    • Hygiene committee: This committee consists of representatives from different hospital departments who work together on a comprehensive hygiene plan which considers specific features of the medical facility.
    • Hygiene plan: The hygiene plan must be communicated to all employees and updated regularly. Hospitals can also specify requirements for personal hygiene. For example, nursing staff and doctors may be required to tie their hair back or to keep their fingernails short. Recommendations for personal hygiene outside work are also possible, such as daily showering.
    • Hygiene experts: A specially trained hygiene expert checks compliance with hygiene rules and makes any required optimisations to the hygiene plans.
    • Training: Hygiene research is continuously revealing new findings with potential implications for hospital environments. It is therefore important that hospital and nursing staff receive regular training on hygiene issues.

    You might be wondering: How can I tell whether a hospital is complying with hygiene regulations? Given the complexity of hygiene rules, this question is actually not easy to answer and it is impossible for anyone from outside to tell at a glance whether everyone in the hospital is complying. However, there are some signs to look out for. One important clue is correct hand hygiene.

    Doctors and nursing staff should sanitise their hands before each treatment and before moving on to the next patient. If hand hygiene procedures are not followed correctly, this could be a sign that other hygiene rules are not always adhered to. If this occurs repeatedly, you can politely ask the staff about hygiene.

    Hygiene measures in operating theatres

    Operating theatres are used for procedures with a particularly high risk of infection. Injections, catheters or wounds can easily allow germs to penetrate the body. So as well as general rules for hospital hygiene, other regulations apply, for example:

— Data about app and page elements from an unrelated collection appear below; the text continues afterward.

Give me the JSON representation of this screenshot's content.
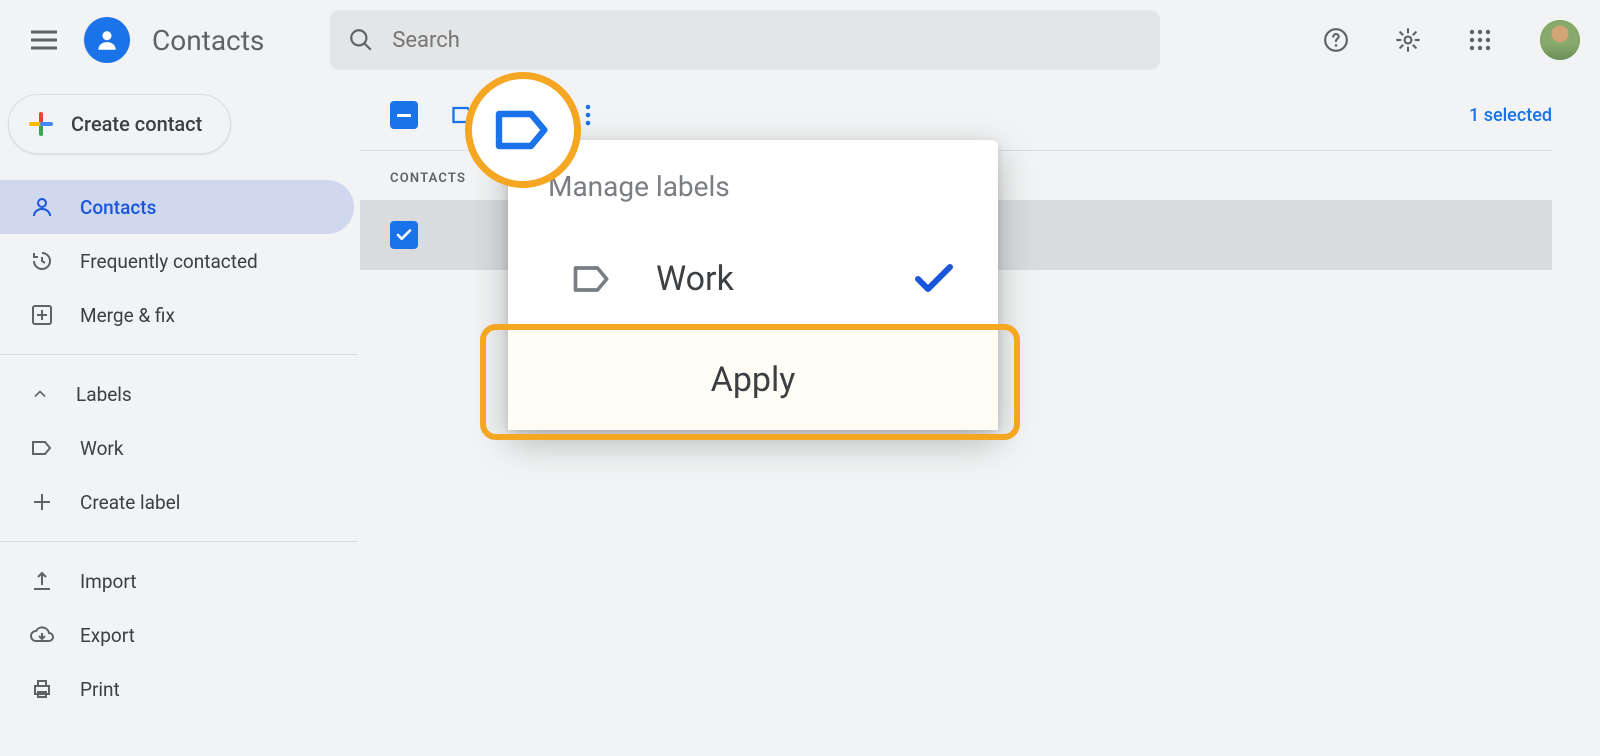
{
  "app": {
    "title": "Contacts"
  },
  "search": {
    "placeholder": "Search"
  },
  "create_btn": {
    "label": "Create contact"
  },
  "sidebar": {
    "items": [
      {
        "label": "Contacts"
      },
      {
        "label": "Frequently contacted"
      },
      {
        "label": "Merge & fix"
      }
    ],
    "labels_header": "Labels",
    "labels": [
      {
        "label": "Work"
      }
    ],
    "create_label": "Create label",
    "actions": [
      {
        "label": "Import"
      },
      {
        "label": "Export"
      },
      {
        "label": "Print"
      }
    ]
  },
  "main": {
    "selected_text": "1 selected",
    "section_header": "CONTACTS"
  },
  "dropdown": {
    "title": "Manage labels",
    "items": [
      {
        "label": "Work",
        "checked": true
      }
    ],
    "apply_label": "Apply"
  }
}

    • Wear low-germ surgical clothing
    • Remove jewellery from your hands and wrists
    • Sanitise your hands
    • Wear a protective mask

    Protective clothing for operating theatres is designed to prevent infection and protect the patient during the procedure. The following surgical clothing can therefore be useful for hygiene:

    • Impermeable surgical gown
    • Special theatre shoes
    • Sterile gloves
    • Hair protection
    • Safety glasses or full face shield

    Hygiene rules for hospital visitors

    Hospital visitors also have a role to play in ensuring good hygiene in hospitals. Observe the following rules where possible:

    • Hand hygiene: Pay attention to hand hygiene when entering and leaving the hospital. During your visit to the hospital, sanitise or wash your hands if you come into contact with any objects that could potentially transmit germs – such as door handles. Make sure you wash your hands for at least 20 seconds and don’t forget the spaces between your fingers when sanitising.
    • Don’t touch anything: Leave the handling of hospital equipment, in particular catheters, tubes and other utensils, to medical staff. Avoid touching anything you do not absolutely need to.
    • Keep your distance: Observe a distance of at least one and a half metres to patients, staff and other visitors. Even if this is difficult, in the interests of hygiene, avoid physical contact such as hugging. This is the best way to protect yourself and your loved ones.
    • Don’t visit if you have an infection: Are you coughing, sniffing, have a sore throat? Don’t visit a hospital if you have a cold or infection. This will avoid any risk of bringing in germs which could be passed on to patients or staff.

    Hygiene promotion programme

    The German government has also committed to further improving hospital hygiene and preventing transmission of infections. This commitment is reflected in the hygiene promotion programme. Various measures have been introduced to support hospitals – including a specially trained hygiene expert and a range of training activities for staff. One key focus is correct use of antibiotics to avoid the development of multi-resistant germs in hospitals.